By STEVE KRAH
Brothers Lance and Austin Myers have been baseball teammates during various stages of their lives.
There was Evansville (Ind.) Youth Baseball West as youngsters, the Evansville Panthers travel team as teenagers, a few games together at Evansville Reitz High School and one fall at Vincennes (Ind.) University before donning the same uniform again in 2020 with the independent Liberation Professional Baseball League.
An answer to the COVID-19 pandemic that shut down or changed so many leagues, the four-team circuit is playing all its games at League Stadium in Huntingburg, Ind.
“If there’s after this, we get one more year of ball that we get to experience together,” says Lance Myers.
In his fourth year of pro ball, 27-year-old Lance Myers played in the independent Pecos League since 2017. He was with the Alpine (Texas) Cowboys through 2019 and was with the traveling Salina Stockade when he learned about the Liberation League.
“This is too good of an opportunity to pass up,” says Lance Myers, who is now a utility player (he’s played every position as a pro except shortstop and center field) and the manager of the LPBL’s Indy Windstorm.
Myers worked his connections to put the roster together.
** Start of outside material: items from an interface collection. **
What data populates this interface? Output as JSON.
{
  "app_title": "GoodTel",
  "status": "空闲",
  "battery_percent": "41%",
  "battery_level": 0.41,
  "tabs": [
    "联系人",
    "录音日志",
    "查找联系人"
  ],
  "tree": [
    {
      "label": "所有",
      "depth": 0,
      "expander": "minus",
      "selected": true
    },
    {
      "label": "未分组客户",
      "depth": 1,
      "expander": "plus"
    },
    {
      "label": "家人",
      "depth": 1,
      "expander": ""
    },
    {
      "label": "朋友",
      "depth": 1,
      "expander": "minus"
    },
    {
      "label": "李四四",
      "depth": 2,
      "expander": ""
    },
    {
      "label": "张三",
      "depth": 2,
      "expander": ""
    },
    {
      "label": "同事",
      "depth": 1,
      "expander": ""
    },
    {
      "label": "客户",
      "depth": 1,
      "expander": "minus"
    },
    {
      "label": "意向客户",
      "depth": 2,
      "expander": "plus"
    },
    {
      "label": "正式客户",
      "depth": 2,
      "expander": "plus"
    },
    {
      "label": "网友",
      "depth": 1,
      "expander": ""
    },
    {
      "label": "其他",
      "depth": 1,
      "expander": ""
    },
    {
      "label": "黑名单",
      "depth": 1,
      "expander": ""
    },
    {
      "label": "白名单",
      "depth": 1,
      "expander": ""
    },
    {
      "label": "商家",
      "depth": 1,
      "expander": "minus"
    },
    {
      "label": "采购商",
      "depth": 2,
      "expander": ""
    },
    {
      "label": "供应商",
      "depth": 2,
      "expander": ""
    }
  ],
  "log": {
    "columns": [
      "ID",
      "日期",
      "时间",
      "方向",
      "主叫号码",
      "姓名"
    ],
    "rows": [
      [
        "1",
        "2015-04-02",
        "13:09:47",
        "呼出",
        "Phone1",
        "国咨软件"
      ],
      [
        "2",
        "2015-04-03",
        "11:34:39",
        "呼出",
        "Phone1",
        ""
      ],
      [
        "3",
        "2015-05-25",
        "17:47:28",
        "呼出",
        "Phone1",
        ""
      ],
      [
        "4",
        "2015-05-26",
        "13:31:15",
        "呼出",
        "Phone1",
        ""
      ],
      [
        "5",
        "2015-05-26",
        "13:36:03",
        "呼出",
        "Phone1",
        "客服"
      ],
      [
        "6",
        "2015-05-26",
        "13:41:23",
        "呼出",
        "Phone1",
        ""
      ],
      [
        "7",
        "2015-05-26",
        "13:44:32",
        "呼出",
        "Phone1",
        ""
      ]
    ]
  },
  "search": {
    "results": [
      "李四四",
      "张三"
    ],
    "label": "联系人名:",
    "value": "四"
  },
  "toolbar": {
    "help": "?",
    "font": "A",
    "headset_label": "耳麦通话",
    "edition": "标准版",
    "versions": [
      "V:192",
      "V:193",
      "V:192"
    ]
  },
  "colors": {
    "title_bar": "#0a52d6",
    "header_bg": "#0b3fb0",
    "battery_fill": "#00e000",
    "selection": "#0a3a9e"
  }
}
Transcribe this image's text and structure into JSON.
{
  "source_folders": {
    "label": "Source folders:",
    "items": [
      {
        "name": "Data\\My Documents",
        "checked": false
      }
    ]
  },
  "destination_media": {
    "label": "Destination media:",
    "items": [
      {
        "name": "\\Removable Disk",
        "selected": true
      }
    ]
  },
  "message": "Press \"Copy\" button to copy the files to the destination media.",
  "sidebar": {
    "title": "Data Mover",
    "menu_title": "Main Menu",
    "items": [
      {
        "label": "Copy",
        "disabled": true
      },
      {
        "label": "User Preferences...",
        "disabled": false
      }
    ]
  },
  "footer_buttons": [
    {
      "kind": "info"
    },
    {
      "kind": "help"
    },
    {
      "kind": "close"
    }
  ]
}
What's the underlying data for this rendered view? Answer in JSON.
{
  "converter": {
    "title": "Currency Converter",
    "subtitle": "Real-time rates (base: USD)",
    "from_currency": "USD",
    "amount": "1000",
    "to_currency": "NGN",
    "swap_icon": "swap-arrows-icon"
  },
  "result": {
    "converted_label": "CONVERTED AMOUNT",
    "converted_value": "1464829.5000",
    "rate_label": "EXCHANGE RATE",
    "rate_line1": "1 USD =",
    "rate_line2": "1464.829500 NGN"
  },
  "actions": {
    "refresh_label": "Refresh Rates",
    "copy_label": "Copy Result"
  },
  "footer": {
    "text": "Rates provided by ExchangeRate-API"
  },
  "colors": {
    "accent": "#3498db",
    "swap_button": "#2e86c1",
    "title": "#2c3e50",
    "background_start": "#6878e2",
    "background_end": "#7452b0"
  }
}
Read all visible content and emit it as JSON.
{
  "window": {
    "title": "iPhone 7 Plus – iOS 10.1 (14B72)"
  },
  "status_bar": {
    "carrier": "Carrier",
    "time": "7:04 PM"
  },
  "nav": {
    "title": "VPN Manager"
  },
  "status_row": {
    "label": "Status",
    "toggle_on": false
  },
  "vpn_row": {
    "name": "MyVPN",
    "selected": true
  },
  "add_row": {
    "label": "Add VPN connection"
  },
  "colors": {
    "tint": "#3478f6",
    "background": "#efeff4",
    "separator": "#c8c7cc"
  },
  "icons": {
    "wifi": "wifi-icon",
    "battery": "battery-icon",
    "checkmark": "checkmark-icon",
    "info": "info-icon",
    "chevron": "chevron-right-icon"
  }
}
One of his invitees is his brother.
Austin Myers, 25, is a right-handed pitcher playing baseball for the first time in seven years.
“I’m just glad being back on a ball field doing what I love to do,” says Austin Myers, who is working himself back into shape and rediscovering his mechanics while recuperating from injury.
As the 36-game regular season winds down, the Windstorm (21-8) is in first place, followed by the BaseballResume.com Bandits (16-14), California Dogecoin (13-17) and Indiana Barn Owls (9-20).
The Bandits are managed by Albert Gonzalez and owned by pitcher Sam Burton.
Dodgcoin skipper Brian Williams is the league commissioner.
Derrick Pyles, a long-time indy ball player and hitting instructor formerly based in Avon, Ind., manages the Barn Owls.
Ray Ortega, a coach in the San Francisco Giants system, is also involved.
While Evansville is only 60 miles from Huntingburg, the Myers boys often stay with their aunt. Tina Dearing lives on First Street — two blocks from League Stadium.
Attendance at LPBL games has been hit-or-miss.
“A lot of people don’t know we’re here,” says Lance Myers. “But it is a good sports community (that supports Heritage Hills High School) and they’ve showed us a lot of love in the town when we go out to eat.”
Current plans call for the playoffs to begin Oct. 15. The No. 1 seed meets No. 4 and No. 2 takes on No. 3 in one game to advance to the best-of-3 finals.
Lance Myers, who was hitting .340 (32-of-94) in his first 22 games, wants to change the format. His plan would give the No. 1 seed a bye to the finals.
Lance Myers did not play his senior year at Reitz after three years with Greater Evansville Baseball Hall of Fame inductee Robin Courtney as coach.
After taking off a year, he played 111 games in two seasons at Vincennes U. for Chris Barney (earning all-National Junior College Athletic Association Region 12 honors in 2015) and two seasons at NCAA Division II Ashland (Ohio) University for American Baseball Coaches Association Hall of Famer John Schaly.
“I loved Chris Barney,” says Lance, “He was definitely a good coach. I really enjoyed playing for him.
“He had an open door in his office and he or assistant Cole Vicars was always there if I wanted extra ground balls or batting practice. (Barney) definitely left a good impact on me. I want to give back to the guys playing for me now and in the future.”
Schaly has a career record of 1,180-645-7 amassed at Berry College (Ga.), Saint Leo (Fla.) University and Ashland U.
Lance Myers is impressed about how the coach still takes the time to stay in-touch.
“I get a call once or twice a year asking me how I’m doing or how my family is doing,” says Lance. “He still cares enough about me as an individual to take the time.”
Parents Wayne and Lisa Myers made the 410-mile trek from Evansville to Ashland for every home game. They can also be found with Austin’s three children — daughter Bristyl and sons Stetson and Remington — cheering on Lance, Austin and the Windstorm in Huntingburg.
Lance and Austin have three siblings — Ashley Bush (29), Zach Martin (24) and Amber Myers (23).
Lance Myers has been offered a couple of baseball coaching positions.
“My heart is not ready to be done playing yet,” says Lance. “And I’m playing well. I’m near the top of the league in offense and playing really good defense as well.”
Austin Myers plans to be ready if any pro tryouts come along for 2021.
“Meanwhile I’ll keep working out, working on mechanics and being the best I can be,” says Austin, who pitched 2/3 of an inning and has a single in his only at-bat.